◆ **Try it**:
Return each line of the listing that has the word "content" in it.
[Data section]
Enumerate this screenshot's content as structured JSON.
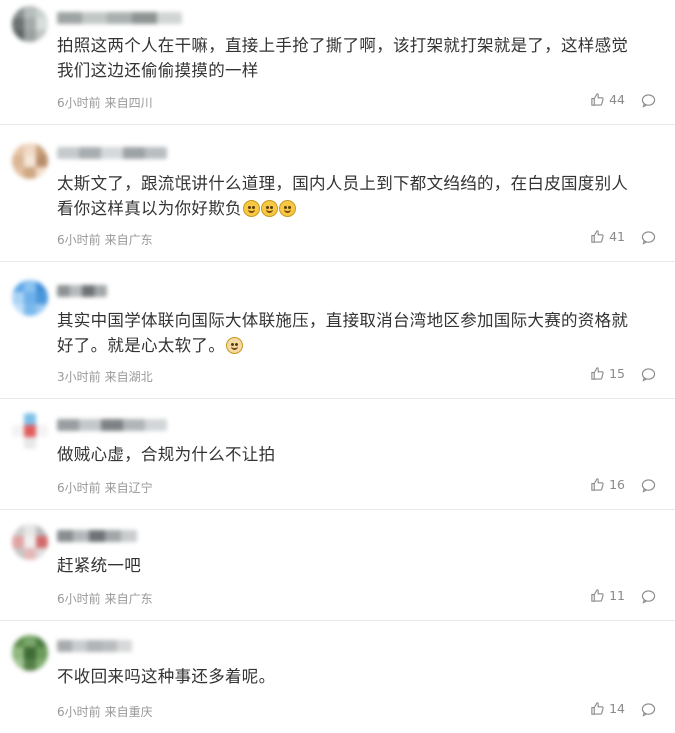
{
  "comments": [
    {
      "text": "拍照这两个人在干嘛，直接上手抢了撕了啊，该打架就打架就是了，这样感觉我们这边还偷偷摸摸的一样",
      "time": "6小时前",
      "location": "来自四川",
      "likes": "44",
      "emojis": [],
      "avatar_colors": [
        "#8a8f8f",
        "#b7bcbc",
        "#c9d2d0",
        "#6b7272",
        "#a3aaa8",
        "#d8dedc",
        "#5d6464",
        "#9aa1a0",
        "#bfc5c3"
      ],
      "name_colors": [
        "#9ea4a3",
        "#c2c7c6",
        "#aab0af",
        "#8e9493",
        "#d1d5d4"
      ]
    },
    {
      "text": "太斯文了，跟流氓讲什么道理，国内人员上到下都文绉绉的，在白皮国度别人看你这样真以为你好欺负",
      "time": "6小时前",
      "location": "来自广东",
      "likes": "41",
      "emojis": [
        "smile-sweat-emoji",
        "smile-sweat-emoji",
        "smile-sweat-emoji"
      ],
      "avatar_colors": [
        "#e6c5a8",
        "#f0d9c6",
        "#c89f7c",
        "#d9b696",
        "#f5e6d8",
        "#b98d6b",
        "#e2c0a1",
        "#cfa884",
        "#f2dcc9"
      ],
      "name_colors": [
        "#c5c9cb",
        "#a8adb0",
        "#d6d9db",
        "#9da2a5",
        "#b9bdc0"
      ]
    },
    {
      "text": "其实中国学体联向国际大体联施压，直接取消台湾地区参加国际大赛的资格就好了。就是心太软了。",
      "time": "3小时前",
      "location": "来自湖北",
      "likes": "15",
      "emojis": [
        "dog-emoji"
      ],
      "avatar_colors": [
        "#5fa7e6",
        "#8cc3f0",
        "#3f8ed6",
        "#a9d3f5",
        "#6fb0ea",
        "#4b97dc",
        "#c3e0f8",
        "#7ab9ec",
        "#9ccbf2"
      ],
      "name_colors": [
        "#8e9294",
        "#b7babc",
        "#6e7274",
        "#a4a8aa"
      ]
    },
    {
      "text": "做贼心虚，合规为什么不让拍",
      "time": "6小时前",
      "location": "来自辽宁",
      "likes": "16",
      "emojis": [],
      "avatar_colors": [
        "#ffffff",
        "#7fc0e8",
        "#ffffff",
        "#f3f3f3",
        "#e25d5d",
        "#f3f3f3",
        "#ffffff",
        "#e8e8e8",
        "#ffffff"
      ],
      "name_colors": [
        "#9a9ea0",
        "#c4c7c9",
        "#7e8284",
        "#b1b5b7",
        "#d3d6d8"
      ]
    },
    {
      "text": "赶紧统一吧",
      "time": "6小时前",
      "location": "来自广东",
      "likes": "11",
      "emojis": [],
      "avatar_colors": [
        "#cfcfcf",
        "#e7e7e7",
        "#b9b9b9",
        "#e2a3a3",
        "#f0f0f0",
        "#d26a6a",
        "#c7c7c7",
        "#e5b8b8",
        "#dddddd"
      ],
      "name_colors": [
        "#8a8e90",
        "#b5b8ba",
        "#6f7375",
        "#a2a6a8",
        "#c9cccd"
      ]
    },
    {
      "text": "不收回来吗这种事还多着呢。",
      "time": "6小时前",
      "location": "来自重庆",
      "likes": "14",
      "emojis": [],
      "avatar_colors": [
        "#5e8e4f",
        "#7aa86a",
        "#4a7a3e",
        "#8fb87f",
        "#3f6b35",
        "#6c9b5c",
        "#a2c593",
        "#557f48",
        "#80ad70"
      ],
      "name_colors": [
        "#a7abad",
        "#c9cccd",
        "#9195975",
        "#b9bcbe",
        "#d6d8d9"
      ]
    }
  ],
  "icons": {
    "like": "thumbs-up-icon",
    "reply": "comment-bubble-icon"
  },
  "colors": {
    "meta": "#999999",
    "text": "#333333",
    "divider": "#e8e8e8"
  }
}
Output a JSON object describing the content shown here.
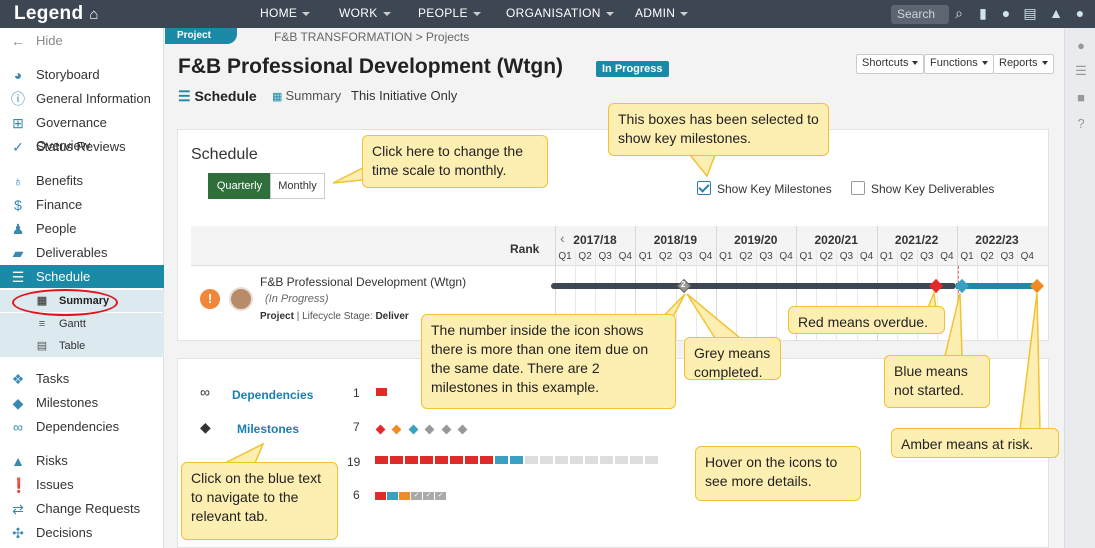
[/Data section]
◆ **Your response**:
Enumerate this screenshot's content as structured JSON.
Output a JSON object describing the content shown here.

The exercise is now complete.